“Yes, I see your account. You did sign up on Amazon,” he said.
“Sure. I don’t doubt it, but again I have been so busy I have not even used it — not even during the trial period. But I’d like to have it reversed.”
“Okay,” he said. “We can do that. Let me see how much it is.” He totaled 4 months and decided to refund about $64.00 back into my account.
I did the math in my head, and realized that’s not for the 6 months I was charged. I quickly protested and said that’s not the total amount for 6 months.
“Yes, I know, but I have power to only go back to 4 months of refunds.”
“Okay,” I said. “I really do need all the monthly payments refunded back to me. Is there a supervisor that I can speak to?”
He asked me to hold on a minute. So I did. (When doing this, it’s very important to be very patient and not to get upset. That ruins everything.)
After a few minutes, he told me he will add the remaining 2 months of refunds. For which I greatly thanked him, and asked him to please close my account. Which he did.
“Please expect the refund in your account in the next 7–10 business days. Also, you will receive an email confirming this.”

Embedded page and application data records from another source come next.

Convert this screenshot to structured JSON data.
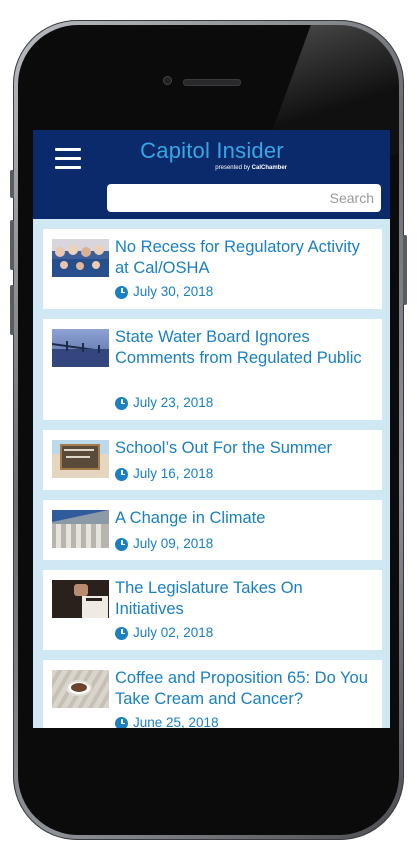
{
  "app": {
    "title": "Capitol Insider",
    "subtitle_prefix": "presented by",
    "subtitle_brand": "CalChamber",
    "menu_icon": "hamburger-menu-icon"
  },
  "search": {
    "placeholder": "Search",
    "value": ""
  },
  "colors": {
    "header_bg": "#0b2a6b",
    "title": "#35a7e6",
    "link": "#1a80c2",
    "list_bg": "#cfe8f4"
  },
  "articles": [
    {
      "title": "No Recess for Regulatory Activity at Cal/OSHA",
      "date": "July 30, 2018",
      "thumb": "group-photo"
    },
    {
      "title": "State Water Board Ignores Comments from Regulated Public",
      "date": "July 23, 2018",
      "thumb": "bridge-water"
    },
    {
      "title": "School’s Out For the Summer",
      "date": "July 16, 2018",
      "thumb": "chalkboard-summer-break"
    },
    {
      "title": "A Change in Climate",
      "date": "July 09, 2018",
      "thumb": "columns-building"
    },
    {
      "title": "The Legislature Takes On Initiatives",
      "date": "July 02, 2018",
      "thumb": "ballot-box"
    },
    {
      "title": "Coffee and Proposition 65: Do You Take Cream and Cancer?",
      "date": "June 25, 2018",
      "thumb": "coffee-cup"
    }
  ]
}
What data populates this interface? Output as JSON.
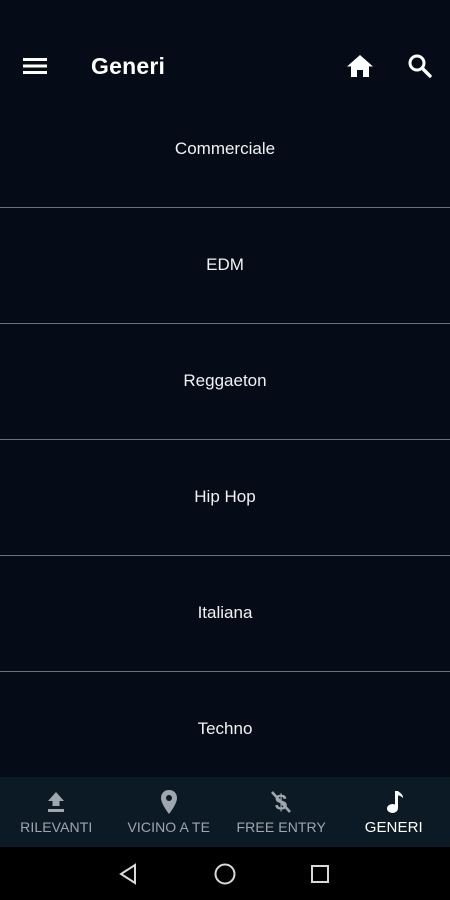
{
  "app_bar": {
    "title": "Generi",
    "icons": [
      "menu-icon",
      "home-icon",
      "search-icon"
    ]
  },
  "genres": [
    {
      "label": "Commerciale"
    },
    {
      "label": "EDM"
    },
    {
      "label": "Reggaeton"
    },
    {
      "label": "Hip Hop"
    },
    {
      "label": "Italiana"
    },
    {
      "label": "Techno"
    }
  ],
  "bottom_nav": {
    "active": "GENERI",
    "tabs": [
      {
        "label": "RILEVANTI",
        "icon": "upload-icon"
      },
      {
        "label": "VICINO A TE",
        "icon": "location-pin-icon"
      },
      {
        "label": "FREE ENTRY",
        "icon": "money-off-icon"
      },
      {
        "label": "GENERI",
        "icon": "music-note-icon"
      }
    ]
  },
  "system_nav": {
    "icons": [
      "back-icon",
      "home-circle-icon",
      "recents-icon"
    ]
  },
  "colors": {
    "background": "#050c17",
    "bottom_nav_bg": "#0c1a26",
    "divider": "#6b6f76",
    "inactive_tab": "#9fa6ad",
    "active_tab": "#ffffff"
  }
}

“Thank you,” I said.
Sometime later I got this in my email:
This is not in anyway to make the company look bad. From my experience, and from what you can also tell, that’s great customer service from the company, and that shows I can trust them — many other companies will have you jump through hoops to make this refund, frustratingly before making this refund. Or will completely refuse to give it back.
What if I had not noticed, or called? It’s my fault, completely, and the company will simply keep doing business as usual, charging me.
But the key point here is that how many people lose money to companies simply because they forget a subscription, don’t check their monthly bank charges, or simply don’t know how to call up a company and dispute a transaction or admit a wrong or oversight, and ask for a reversal. How many people do you think lose sight of this over the years? Many. Plus a little monthly charge over a number of years adds up pretty quickly.
When it comes to money, Warren Buffet’s makes a very interesting comment about it:
Rule number 1: Never lose money.
Rule number 2: Remember rule number 1.
That says it all.
And you know what’s funny about my refund? That’s almost the exact amount I needed for my plane ticket to New York that Summer. See, I’m a believer and trust in the favor of God, and I know it was all Him that made this happen — he prompted me. Yet I had a part to play. I had to follow up with a call, dig through my transactions, discover the charges, call up the company and explain my situation and request a refund.
What if I didn’t do that? That will be $97.08 and more, in the coming months, that may be lost.
I’m guilty of this as many others, but how many of us know what’s really going on in our accounts, line by line? We are busy running around to earn a few bucks here and there, but what if we are losing something a little bit at a time in our accounts?
It’s worth a check.